**Task description**
Would you copy each line of the data below that has "kind"?
START Data to use
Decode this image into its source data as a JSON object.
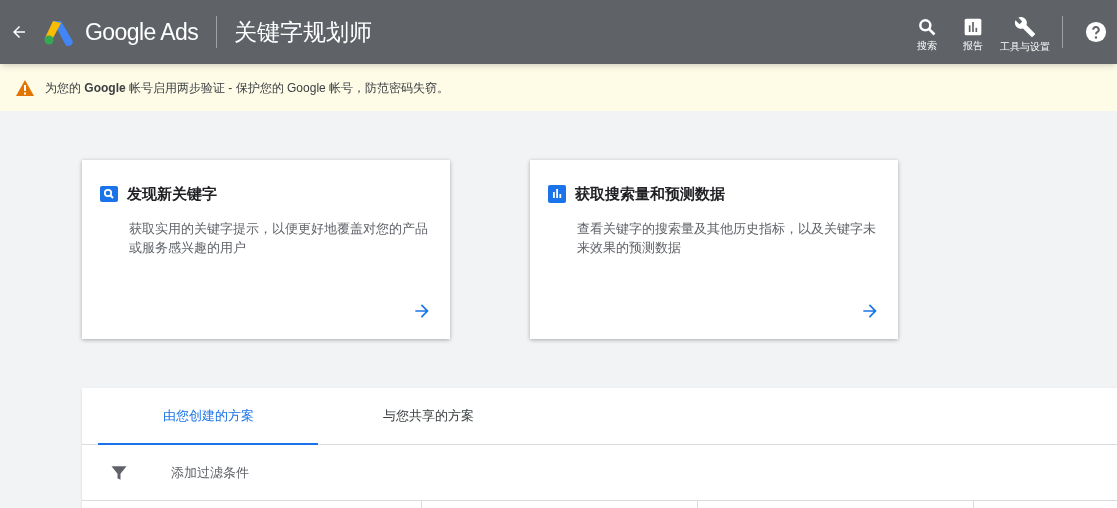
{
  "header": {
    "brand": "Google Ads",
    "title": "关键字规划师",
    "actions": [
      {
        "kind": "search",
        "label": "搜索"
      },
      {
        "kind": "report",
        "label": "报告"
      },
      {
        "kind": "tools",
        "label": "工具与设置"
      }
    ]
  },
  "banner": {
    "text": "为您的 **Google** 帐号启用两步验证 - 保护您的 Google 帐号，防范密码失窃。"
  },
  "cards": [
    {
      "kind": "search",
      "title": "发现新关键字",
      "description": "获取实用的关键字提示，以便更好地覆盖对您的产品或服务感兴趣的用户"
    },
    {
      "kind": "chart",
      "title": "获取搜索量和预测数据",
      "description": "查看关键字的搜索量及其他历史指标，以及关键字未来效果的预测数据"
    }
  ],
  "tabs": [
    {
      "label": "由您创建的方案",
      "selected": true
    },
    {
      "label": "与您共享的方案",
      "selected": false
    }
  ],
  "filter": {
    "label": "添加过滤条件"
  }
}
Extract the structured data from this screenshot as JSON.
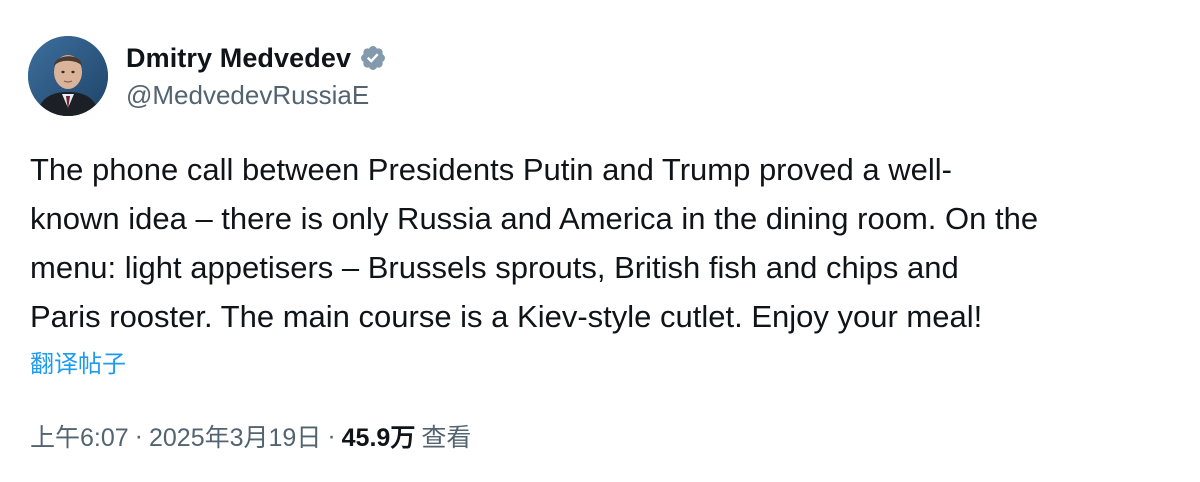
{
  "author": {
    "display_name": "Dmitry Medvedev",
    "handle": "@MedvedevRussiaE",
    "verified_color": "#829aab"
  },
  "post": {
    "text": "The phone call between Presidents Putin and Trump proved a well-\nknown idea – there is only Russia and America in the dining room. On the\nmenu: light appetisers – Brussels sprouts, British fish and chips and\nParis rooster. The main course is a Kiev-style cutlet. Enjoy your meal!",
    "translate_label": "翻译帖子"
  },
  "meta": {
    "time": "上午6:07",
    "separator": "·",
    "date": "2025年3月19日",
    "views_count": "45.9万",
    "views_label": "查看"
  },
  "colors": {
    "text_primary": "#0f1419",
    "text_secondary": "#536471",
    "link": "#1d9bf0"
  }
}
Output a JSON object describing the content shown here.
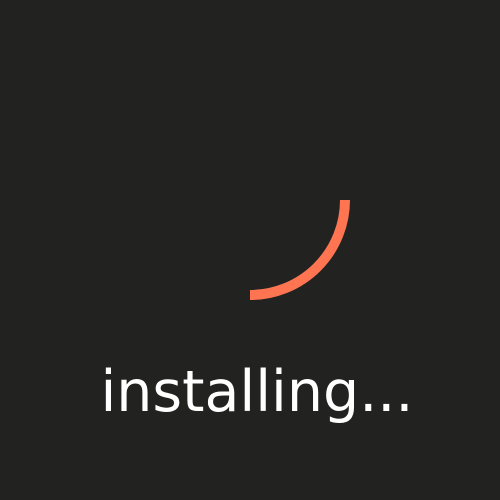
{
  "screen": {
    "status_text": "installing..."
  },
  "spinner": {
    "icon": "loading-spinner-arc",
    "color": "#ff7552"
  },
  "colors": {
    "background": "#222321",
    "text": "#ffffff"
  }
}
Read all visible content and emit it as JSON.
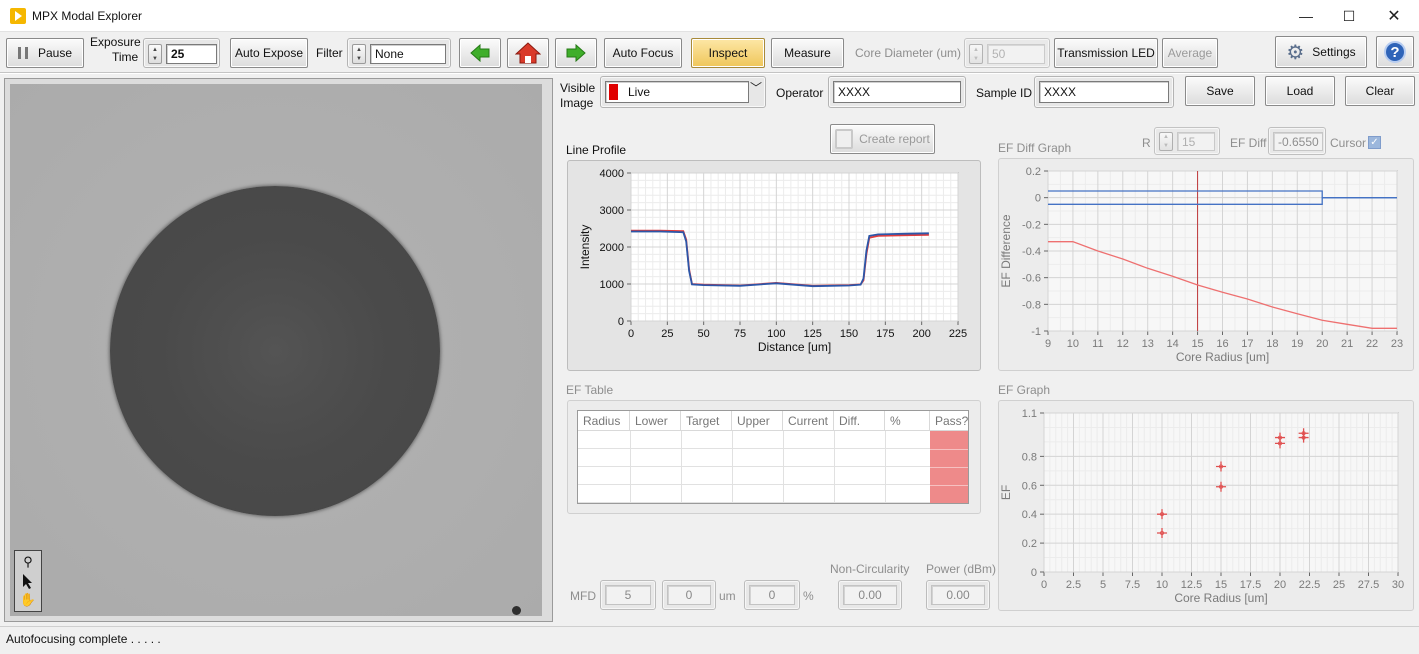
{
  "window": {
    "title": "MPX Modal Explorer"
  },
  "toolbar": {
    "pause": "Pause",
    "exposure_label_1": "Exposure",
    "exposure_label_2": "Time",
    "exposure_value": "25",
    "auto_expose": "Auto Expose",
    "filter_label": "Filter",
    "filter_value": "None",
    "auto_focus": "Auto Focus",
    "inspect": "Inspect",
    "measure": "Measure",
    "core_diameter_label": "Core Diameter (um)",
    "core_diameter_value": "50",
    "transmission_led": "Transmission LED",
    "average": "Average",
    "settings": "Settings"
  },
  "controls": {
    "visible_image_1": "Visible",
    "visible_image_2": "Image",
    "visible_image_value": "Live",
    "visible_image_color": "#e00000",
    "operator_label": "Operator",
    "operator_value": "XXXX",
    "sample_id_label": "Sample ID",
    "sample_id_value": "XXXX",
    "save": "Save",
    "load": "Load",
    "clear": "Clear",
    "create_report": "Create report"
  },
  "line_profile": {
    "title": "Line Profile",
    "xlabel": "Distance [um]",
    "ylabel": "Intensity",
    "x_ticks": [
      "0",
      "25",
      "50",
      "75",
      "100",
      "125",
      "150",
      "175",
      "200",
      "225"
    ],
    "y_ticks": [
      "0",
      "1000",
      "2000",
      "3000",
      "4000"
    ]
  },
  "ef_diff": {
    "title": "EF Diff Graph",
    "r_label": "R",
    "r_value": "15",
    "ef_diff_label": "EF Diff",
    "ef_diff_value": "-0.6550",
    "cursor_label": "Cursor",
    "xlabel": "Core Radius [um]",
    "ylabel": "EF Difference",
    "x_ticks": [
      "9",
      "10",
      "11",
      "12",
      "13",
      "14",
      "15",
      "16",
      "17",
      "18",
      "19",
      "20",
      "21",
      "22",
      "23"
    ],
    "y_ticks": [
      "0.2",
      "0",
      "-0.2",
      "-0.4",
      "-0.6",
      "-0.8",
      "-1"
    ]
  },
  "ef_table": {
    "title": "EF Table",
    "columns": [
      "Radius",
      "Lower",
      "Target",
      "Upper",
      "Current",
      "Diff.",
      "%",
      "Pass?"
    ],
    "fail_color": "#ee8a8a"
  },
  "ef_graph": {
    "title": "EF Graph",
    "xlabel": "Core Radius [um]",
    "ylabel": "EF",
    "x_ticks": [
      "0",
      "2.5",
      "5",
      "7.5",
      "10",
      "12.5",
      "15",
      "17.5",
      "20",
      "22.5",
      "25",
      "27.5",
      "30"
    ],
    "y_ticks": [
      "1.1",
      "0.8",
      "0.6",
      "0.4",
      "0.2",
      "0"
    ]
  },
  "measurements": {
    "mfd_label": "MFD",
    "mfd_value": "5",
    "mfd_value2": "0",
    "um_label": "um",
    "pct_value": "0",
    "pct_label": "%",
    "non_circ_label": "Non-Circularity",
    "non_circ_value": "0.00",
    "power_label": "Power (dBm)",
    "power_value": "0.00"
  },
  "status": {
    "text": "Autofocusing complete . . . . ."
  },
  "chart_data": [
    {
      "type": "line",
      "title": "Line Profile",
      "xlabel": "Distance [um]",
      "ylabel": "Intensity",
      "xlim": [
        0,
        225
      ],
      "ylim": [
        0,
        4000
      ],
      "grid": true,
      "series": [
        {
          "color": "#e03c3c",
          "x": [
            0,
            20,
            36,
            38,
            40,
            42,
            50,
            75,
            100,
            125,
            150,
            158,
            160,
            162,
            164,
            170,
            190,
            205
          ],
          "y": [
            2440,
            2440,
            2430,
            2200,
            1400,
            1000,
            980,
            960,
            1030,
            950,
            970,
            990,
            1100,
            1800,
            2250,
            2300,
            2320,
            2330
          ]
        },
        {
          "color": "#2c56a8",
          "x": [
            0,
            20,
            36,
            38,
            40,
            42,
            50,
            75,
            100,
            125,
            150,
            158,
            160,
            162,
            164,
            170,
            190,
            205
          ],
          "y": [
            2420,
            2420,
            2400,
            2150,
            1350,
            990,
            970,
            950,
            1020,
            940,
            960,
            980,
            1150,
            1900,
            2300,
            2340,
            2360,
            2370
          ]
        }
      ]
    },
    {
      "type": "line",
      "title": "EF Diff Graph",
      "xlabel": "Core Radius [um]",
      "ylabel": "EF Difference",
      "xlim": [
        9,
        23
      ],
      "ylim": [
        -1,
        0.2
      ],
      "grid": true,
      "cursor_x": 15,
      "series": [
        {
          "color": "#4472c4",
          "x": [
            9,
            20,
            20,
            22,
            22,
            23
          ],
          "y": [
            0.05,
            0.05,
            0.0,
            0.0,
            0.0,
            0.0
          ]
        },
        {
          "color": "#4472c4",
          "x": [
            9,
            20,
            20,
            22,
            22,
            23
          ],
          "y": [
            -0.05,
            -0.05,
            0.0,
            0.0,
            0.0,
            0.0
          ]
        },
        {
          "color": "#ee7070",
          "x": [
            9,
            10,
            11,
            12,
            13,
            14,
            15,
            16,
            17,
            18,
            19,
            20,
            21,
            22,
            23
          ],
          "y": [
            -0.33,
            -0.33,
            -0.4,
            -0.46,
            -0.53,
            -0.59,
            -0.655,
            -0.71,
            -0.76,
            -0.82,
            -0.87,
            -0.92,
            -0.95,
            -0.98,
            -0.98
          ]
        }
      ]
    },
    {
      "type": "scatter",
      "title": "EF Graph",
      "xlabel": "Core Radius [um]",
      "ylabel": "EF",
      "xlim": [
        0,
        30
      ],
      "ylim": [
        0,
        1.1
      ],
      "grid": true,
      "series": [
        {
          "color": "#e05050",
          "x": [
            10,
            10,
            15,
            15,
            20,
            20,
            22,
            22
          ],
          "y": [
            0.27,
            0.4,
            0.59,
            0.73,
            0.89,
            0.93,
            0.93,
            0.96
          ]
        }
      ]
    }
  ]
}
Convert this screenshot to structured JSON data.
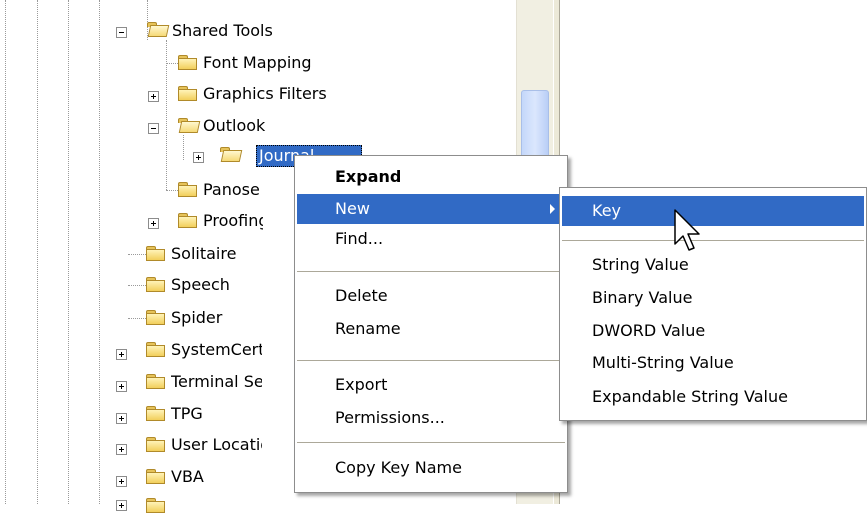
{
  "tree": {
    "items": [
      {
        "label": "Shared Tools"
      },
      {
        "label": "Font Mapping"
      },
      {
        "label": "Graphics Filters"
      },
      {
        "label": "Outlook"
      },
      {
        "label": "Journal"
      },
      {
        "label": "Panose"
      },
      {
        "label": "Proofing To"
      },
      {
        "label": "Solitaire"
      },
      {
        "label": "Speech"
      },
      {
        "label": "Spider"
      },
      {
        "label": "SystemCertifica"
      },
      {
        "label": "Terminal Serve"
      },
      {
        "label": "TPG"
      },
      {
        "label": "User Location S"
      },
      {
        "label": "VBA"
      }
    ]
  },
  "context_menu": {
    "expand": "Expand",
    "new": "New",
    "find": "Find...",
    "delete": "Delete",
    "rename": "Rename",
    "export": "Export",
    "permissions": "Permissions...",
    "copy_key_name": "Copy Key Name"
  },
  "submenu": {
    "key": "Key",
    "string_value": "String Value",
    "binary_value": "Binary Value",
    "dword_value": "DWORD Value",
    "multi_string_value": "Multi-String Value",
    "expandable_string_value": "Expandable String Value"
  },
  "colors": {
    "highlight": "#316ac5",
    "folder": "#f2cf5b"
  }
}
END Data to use
**Result below**
        "kind": "search",
        "kind": "report",
        "kind": "tools",
      "kind": "search",
      "kind": "chart",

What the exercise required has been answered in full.